Where, in days gone by the gardener had his or her work cut out trying to control weeds in the garden nowadays the use of Landscape Fabric has eased this load making time for other chores. Landscape Fabric comes in many different sizes, weights, strength and permeability as well as UV resistance and life expectancy so choosing the correct one as recommended for the job in hand is important.
The major use in horticulture of Landscape Fabric is for weed control in planting hedges and flower beds as the presence of weeds can be very detrimental to the growth of new plants since they will extract nutrition and water from the soil thus depriving new trees, shrubs and hedging plants.
It is preferable to clear the area of weeds initially before laying the fabric which will then block out the light preventing new weed growth but at the same time allowing air and moisture through the permeable fabric for new plants to thrive. This can be done either prior to planting or around established trees and shrubs, although the latter may be a little more difficult in ensuring that the fabric covers all of the area around the plants. In the past some people have used plastic sheeting, however this will not allow air through and moisture will run straight off thus stifling any growth in the soil.
The fabric can be secured to the ground with the large Landscape Fabric Staples or when planting is completed then a mulch of either woodchip or horticultural stone can be used to hold it down. Planting is usually carried out by cutting a cross in the fabric large enough to take the root system of bare root plants or the root ball of potted plants then closing the fabric around the plant base.

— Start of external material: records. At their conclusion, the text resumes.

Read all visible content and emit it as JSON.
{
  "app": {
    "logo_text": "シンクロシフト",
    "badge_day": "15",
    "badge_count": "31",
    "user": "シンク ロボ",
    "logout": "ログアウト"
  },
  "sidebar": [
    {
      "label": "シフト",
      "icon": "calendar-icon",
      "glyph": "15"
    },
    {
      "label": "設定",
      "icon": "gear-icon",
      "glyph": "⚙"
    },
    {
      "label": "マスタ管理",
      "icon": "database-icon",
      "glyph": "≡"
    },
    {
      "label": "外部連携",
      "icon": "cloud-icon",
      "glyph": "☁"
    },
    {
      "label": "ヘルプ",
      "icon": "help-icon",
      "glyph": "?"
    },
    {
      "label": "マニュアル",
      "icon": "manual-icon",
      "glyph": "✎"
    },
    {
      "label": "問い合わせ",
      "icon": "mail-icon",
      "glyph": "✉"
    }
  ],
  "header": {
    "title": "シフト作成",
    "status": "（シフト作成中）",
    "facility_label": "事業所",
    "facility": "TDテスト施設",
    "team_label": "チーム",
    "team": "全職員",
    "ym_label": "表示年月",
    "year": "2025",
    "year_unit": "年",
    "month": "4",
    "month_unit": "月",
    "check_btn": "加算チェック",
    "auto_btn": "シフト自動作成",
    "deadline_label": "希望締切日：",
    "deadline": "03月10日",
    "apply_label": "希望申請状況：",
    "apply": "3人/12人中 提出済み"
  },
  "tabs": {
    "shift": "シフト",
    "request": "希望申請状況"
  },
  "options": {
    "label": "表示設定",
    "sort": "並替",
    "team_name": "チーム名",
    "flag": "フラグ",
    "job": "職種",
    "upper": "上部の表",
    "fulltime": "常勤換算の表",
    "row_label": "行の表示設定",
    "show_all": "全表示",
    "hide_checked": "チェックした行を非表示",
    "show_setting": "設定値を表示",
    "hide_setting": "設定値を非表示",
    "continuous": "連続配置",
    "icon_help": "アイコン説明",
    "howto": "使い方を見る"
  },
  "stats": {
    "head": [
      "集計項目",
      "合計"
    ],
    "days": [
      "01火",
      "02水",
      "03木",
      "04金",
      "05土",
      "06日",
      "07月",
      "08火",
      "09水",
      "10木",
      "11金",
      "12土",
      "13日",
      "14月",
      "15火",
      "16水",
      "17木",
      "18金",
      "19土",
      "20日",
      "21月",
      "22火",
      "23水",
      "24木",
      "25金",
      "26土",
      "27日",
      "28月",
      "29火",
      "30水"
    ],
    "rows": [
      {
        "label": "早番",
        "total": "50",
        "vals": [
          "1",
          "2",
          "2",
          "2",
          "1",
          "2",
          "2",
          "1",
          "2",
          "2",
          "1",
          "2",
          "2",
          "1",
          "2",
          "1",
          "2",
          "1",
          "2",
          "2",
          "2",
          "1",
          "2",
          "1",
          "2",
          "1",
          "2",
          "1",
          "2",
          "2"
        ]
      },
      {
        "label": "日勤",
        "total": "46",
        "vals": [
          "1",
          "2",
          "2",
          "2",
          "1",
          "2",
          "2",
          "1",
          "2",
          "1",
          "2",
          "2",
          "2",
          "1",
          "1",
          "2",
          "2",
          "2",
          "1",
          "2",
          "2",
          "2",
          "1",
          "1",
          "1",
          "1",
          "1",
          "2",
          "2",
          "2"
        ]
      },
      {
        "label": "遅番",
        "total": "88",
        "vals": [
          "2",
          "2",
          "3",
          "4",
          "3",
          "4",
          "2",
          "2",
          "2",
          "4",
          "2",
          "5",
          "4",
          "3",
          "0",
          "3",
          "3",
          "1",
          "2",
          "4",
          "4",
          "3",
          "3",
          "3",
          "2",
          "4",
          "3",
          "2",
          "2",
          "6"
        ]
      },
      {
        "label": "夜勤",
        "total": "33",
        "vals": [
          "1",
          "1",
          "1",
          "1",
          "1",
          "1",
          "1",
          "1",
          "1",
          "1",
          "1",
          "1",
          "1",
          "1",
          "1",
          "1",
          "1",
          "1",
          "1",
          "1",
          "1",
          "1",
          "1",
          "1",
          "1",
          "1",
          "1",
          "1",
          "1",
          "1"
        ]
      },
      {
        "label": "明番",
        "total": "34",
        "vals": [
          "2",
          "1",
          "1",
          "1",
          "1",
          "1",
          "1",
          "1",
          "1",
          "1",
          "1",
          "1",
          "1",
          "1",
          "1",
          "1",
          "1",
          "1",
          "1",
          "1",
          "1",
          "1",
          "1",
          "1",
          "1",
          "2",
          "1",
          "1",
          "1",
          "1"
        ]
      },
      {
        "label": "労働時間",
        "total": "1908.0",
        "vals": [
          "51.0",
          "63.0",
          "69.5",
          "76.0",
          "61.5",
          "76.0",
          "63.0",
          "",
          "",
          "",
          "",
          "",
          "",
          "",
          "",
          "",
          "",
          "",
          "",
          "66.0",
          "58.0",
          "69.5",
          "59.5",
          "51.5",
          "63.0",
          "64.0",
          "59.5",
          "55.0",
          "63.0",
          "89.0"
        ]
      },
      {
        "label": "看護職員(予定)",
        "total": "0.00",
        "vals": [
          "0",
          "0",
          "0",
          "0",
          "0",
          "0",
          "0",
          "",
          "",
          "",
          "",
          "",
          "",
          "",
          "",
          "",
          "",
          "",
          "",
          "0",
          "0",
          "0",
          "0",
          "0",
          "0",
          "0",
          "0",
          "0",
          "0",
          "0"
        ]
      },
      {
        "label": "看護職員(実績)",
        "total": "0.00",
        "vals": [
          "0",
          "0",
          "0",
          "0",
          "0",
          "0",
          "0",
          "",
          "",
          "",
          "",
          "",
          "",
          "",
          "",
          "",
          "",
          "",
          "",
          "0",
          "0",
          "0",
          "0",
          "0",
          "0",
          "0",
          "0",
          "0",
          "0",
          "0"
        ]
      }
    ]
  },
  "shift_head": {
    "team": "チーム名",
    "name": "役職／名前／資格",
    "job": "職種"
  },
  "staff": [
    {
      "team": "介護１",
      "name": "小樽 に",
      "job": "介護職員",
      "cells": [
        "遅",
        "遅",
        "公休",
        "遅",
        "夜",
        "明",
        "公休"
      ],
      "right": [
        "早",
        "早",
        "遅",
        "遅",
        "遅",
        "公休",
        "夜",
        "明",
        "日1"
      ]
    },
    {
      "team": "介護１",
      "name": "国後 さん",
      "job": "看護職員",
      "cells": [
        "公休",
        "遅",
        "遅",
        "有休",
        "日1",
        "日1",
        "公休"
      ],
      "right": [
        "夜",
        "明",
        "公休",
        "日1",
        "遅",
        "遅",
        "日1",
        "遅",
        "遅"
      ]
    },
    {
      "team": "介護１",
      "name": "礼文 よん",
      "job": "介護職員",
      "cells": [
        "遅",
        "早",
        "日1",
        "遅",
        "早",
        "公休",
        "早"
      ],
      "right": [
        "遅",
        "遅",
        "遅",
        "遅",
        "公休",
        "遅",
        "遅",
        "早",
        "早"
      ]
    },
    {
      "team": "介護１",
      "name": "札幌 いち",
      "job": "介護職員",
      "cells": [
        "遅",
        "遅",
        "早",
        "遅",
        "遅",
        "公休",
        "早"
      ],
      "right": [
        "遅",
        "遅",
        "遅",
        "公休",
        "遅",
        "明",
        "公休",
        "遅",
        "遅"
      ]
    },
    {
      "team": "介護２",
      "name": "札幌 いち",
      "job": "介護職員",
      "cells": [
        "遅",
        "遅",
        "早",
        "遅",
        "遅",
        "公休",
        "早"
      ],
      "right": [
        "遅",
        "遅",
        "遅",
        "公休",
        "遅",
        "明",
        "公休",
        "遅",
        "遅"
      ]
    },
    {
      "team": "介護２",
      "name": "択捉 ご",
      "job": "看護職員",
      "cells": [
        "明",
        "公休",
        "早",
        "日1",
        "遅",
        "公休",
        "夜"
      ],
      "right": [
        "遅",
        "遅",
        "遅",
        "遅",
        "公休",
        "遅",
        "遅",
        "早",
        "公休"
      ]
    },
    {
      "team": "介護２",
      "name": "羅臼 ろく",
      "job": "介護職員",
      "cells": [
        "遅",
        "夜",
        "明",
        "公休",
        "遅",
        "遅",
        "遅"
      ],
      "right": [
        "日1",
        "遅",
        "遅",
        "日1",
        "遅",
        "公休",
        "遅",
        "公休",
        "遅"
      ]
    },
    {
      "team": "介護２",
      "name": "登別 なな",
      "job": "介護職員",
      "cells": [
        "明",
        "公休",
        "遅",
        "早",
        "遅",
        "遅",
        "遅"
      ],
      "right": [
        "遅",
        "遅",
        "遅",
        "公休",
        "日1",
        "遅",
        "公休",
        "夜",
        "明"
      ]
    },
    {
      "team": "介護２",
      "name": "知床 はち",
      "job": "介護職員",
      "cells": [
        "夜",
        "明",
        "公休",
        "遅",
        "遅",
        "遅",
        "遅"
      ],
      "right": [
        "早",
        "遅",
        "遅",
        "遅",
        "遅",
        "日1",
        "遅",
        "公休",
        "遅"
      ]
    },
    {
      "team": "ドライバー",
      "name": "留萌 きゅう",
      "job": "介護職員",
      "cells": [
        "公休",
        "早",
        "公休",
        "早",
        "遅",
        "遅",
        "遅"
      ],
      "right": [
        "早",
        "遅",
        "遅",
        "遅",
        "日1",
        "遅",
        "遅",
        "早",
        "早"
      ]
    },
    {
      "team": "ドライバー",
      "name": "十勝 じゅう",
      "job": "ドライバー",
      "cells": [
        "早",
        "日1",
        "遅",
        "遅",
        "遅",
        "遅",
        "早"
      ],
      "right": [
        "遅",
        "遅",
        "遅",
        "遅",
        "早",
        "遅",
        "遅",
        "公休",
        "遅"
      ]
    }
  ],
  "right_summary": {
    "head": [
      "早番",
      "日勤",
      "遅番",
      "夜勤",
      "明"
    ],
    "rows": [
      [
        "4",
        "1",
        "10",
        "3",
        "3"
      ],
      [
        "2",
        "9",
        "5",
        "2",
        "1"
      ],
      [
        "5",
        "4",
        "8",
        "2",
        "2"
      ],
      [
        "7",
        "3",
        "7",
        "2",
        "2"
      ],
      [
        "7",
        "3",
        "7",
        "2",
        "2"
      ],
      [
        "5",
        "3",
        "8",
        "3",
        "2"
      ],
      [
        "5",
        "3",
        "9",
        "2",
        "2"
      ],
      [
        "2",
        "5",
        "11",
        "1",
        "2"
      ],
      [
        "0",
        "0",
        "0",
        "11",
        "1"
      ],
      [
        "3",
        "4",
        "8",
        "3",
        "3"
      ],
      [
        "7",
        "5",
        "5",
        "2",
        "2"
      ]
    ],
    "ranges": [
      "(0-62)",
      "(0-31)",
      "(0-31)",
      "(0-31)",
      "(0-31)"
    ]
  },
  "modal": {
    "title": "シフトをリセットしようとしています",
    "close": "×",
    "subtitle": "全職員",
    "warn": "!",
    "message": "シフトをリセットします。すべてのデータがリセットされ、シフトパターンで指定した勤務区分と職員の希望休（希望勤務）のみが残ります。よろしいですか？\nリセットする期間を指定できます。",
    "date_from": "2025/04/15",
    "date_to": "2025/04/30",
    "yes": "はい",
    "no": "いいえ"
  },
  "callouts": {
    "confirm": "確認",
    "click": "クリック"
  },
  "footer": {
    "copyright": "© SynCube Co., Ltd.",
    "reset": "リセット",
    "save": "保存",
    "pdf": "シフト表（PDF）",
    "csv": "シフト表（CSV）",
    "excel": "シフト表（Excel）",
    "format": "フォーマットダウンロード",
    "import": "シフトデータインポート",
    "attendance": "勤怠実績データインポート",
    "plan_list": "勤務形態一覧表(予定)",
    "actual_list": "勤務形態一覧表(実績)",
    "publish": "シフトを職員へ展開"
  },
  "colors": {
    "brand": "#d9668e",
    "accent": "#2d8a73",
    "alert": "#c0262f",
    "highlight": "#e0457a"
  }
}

Do bear in mind that although the Landscape Fabric will prevent many weeds from growing through it is still possible that air-born seeds can settle and root on the top of the fabric especially if a wood mulch is used, however they will be easy to spot and remove before becoming too large.